> [Work order]: Search the records for the word "prototype" and pick out every line that has it.

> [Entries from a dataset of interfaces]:
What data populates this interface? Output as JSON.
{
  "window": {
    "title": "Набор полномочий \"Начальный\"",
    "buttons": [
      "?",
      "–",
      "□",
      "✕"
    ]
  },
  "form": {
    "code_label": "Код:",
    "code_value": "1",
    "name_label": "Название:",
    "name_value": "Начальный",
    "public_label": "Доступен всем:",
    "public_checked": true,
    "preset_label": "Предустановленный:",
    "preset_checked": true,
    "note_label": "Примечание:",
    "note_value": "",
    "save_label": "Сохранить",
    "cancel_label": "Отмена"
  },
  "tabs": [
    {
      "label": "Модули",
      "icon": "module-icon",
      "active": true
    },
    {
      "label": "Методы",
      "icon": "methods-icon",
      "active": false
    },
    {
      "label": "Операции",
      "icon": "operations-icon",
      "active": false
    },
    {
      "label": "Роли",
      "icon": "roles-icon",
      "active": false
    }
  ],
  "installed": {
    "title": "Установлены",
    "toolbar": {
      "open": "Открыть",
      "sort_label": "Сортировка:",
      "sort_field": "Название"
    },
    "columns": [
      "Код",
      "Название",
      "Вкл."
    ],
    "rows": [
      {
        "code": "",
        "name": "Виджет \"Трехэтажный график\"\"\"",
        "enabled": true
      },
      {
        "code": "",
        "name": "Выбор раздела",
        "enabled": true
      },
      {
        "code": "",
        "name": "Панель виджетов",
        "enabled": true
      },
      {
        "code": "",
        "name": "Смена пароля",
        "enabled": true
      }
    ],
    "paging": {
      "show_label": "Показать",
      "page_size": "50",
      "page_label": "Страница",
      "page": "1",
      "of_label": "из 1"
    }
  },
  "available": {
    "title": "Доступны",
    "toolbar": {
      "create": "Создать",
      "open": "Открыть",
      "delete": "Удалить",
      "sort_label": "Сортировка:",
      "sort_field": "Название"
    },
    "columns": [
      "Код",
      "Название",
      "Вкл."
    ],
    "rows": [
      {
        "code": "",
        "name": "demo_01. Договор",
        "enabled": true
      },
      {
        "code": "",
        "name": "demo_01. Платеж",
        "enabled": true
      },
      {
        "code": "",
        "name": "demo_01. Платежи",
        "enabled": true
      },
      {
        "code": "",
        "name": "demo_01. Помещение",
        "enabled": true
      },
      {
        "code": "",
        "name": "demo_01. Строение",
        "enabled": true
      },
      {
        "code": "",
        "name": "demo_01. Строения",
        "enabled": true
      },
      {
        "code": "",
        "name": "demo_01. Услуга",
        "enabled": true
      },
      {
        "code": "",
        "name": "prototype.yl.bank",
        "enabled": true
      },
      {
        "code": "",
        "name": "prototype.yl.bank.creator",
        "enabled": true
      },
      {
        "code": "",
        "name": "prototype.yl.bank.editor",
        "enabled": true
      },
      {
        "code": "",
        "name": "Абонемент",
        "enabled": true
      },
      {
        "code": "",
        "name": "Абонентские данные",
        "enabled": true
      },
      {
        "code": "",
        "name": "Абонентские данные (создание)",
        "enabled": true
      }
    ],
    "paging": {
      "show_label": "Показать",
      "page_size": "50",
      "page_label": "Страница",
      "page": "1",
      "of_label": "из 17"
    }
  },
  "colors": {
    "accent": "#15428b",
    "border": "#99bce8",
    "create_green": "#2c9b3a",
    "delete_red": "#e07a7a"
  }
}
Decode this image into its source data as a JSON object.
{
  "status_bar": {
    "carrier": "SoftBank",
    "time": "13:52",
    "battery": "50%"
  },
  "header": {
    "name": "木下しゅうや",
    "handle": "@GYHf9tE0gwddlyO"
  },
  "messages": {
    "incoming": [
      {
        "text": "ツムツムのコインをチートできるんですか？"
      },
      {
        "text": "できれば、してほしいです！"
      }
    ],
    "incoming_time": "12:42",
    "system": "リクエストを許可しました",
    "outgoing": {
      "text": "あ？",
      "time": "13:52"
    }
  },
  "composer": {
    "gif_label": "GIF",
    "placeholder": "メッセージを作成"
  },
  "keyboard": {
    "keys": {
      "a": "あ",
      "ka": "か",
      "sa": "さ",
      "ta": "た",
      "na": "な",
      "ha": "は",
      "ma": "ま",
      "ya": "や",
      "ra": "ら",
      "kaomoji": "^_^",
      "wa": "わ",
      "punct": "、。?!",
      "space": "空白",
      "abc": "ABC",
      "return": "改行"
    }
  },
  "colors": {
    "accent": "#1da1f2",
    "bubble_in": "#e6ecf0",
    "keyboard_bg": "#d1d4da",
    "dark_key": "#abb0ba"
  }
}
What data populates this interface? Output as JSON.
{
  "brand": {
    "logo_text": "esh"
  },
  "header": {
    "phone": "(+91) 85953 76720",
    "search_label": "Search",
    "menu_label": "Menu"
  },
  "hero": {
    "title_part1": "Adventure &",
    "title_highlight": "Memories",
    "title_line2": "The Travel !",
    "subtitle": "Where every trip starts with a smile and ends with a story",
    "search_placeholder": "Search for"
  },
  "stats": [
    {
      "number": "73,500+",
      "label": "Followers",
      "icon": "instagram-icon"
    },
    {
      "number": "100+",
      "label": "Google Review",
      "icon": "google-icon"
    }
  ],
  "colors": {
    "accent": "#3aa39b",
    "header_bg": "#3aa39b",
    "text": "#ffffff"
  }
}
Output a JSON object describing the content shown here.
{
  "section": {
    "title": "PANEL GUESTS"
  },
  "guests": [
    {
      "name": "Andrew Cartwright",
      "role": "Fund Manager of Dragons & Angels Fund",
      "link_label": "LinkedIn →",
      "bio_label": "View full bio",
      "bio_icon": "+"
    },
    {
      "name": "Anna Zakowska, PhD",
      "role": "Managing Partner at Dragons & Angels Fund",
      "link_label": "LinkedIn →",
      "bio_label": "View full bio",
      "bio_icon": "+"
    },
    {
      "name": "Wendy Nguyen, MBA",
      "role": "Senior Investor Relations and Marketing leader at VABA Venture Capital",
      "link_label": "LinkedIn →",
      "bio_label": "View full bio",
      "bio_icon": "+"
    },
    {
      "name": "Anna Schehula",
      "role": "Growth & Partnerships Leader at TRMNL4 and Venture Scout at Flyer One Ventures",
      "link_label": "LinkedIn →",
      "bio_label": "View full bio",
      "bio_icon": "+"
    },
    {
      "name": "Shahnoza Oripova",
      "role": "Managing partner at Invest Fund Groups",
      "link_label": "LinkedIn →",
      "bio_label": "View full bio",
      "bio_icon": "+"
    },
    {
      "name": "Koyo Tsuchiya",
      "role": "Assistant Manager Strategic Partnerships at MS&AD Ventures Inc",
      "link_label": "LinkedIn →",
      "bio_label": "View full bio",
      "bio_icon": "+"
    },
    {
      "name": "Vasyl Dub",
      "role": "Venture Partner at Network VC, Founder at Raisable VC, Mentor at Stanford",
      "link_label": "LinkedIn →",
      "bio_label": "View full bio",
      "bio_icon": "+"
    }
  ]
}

> [Task solution]:
        "name": "prototype.yl.bank",
        "name": "prototype.yl.bank.creator",
        "name": "prototype.yl.bank.editor",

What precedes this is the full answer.